Writing user stories gets quicker and easier with practice, and the stories in your backlog will get better through discussion amongst the team and your users3. If you find it difficult at first, don’t worry. You are not alone! To get started, just have a go and write something down and you can revisit and update your stories in later sprints4.
Team Bumblebee5 is going through this learning process at the moment, and it will be obvious if you have a look at the stories in our backlog. Some of the items have come from creative team-working sessions and still need to be refined into user story format. Some of our stories are a little self-centred (written as if the team members are the users) so we need to keep working on how these items will help others and capture that more clearly. We’ll get better at it as we go.
When the going gets tough
Sometimes, you’ll know you need to get something into your backlog but just can’t find an easy way to get it into a user story format. That’s ok! Capture the idea so it doesn’t get lost and revisit it later. You might also want to ask the following questions:
- Who else wants the thing you have written? If it is just you, should we really spend time on it?
- Why do they want it? If there is no value, should we drop it?
If you can find the what, who and the why you probably have enough for a user story. If not, you probably shouldn’t be working on it.
At the start, we talked about shopping and not caring about how your goods arrived. Perhaps you would care if they arrived in a poorly maintained, highly polluting, old diesel van. Can you capture that in a user story? Go on, have a go!
Some people would say that the written story is just a placeholder for a conversation. This is a really good way to think about it and fits with the agile approach of valuing individuals and interactions over processes and tools. ↩

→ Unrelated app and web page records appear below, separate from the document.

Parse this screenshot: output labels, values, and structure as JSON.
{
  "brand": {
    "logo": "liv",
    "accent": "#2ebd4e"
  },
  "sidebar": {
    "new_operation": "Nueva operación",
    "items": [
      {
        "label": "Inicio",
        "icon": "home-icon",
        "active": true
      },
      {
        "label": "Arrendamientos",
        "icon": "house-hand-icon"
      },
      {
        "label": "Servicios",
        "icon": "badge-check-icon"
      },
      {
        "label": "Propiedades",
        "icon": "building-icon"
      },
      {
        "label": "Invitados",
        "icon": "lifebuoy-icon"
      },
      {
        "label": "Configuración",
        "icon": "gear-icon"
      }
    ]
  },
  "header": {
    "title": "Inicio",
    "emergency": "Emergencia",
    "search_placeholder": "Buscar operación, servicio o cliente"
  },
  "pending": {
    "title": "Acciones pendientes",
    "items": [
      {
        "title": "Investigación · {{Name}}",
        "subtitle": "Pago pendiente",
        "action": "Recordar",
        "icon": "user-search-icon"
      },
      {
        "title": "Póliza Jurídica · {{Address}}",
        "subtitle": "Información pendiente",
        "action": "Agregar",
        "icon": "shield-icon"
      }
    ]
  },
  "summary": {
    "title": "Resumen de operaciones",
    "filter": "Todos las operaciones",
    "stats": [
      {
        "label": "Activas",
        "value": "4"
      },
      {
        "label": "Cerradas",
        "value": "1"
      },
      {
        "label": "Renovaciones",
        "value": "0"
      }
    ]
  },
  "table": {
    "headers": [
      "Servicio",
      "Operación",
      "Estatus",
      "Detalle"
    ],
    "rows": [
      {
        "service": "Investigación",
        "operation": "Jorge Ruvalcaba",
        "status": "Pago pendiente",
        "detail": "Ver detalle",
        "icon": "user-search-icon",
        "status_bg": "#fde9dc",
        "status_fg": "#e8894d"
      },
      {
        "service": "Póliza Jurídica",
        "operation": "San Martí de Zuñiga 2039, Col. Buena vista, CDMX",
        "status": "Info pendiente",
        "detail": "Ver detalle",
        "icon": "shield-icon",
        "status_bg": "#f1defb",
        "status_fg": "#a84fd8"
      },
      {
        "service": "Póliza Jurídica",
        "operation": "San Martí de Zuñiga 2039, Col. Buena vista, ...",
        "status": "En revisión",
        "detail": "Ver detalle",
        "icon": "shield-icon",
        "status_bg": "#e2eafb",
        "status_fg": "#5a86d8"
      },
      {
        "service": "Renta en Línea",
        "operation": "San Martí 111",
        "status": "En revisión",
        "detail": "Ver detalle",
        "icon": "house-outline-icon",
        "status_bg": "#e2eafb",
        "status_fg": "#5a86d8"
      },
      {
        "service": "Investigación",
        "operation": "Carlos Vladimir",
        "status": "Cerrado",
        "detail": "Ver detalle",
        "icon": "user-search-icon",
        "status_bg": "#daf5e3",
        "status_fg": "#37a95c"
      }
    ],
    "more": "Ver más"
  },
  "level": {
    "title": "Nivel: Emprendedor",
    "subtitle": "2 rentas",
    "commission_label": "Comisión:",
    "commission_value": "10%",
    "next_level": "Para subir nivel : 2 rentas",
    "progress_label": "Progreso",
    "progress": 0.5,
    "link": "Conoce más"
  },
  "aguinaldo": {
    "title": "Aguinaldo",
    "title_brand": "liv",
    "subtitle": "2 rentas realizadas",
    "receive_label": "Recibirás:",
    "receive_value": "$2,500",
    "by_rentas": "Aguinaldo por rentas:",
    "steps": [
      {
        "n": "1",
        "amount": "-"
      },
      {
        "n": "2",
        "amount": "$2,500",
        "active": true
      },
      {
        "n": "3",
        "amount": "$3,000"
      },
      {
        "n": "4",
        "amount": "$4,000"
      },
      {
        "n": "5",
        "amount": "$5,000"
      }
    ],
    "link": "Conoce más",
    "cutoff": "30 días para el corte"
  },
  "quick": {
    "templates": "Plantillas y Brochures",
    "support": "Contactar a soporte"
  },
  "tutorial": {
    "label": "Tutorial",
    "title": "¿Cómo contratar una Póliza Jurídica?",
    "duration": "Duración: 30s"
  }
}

Team Bumblee is a part-time Scrum team overseeing the agile transformation in the Cornwall Council IS department and we have written our stories on our physical scum board on a wall in New County Hall. ↩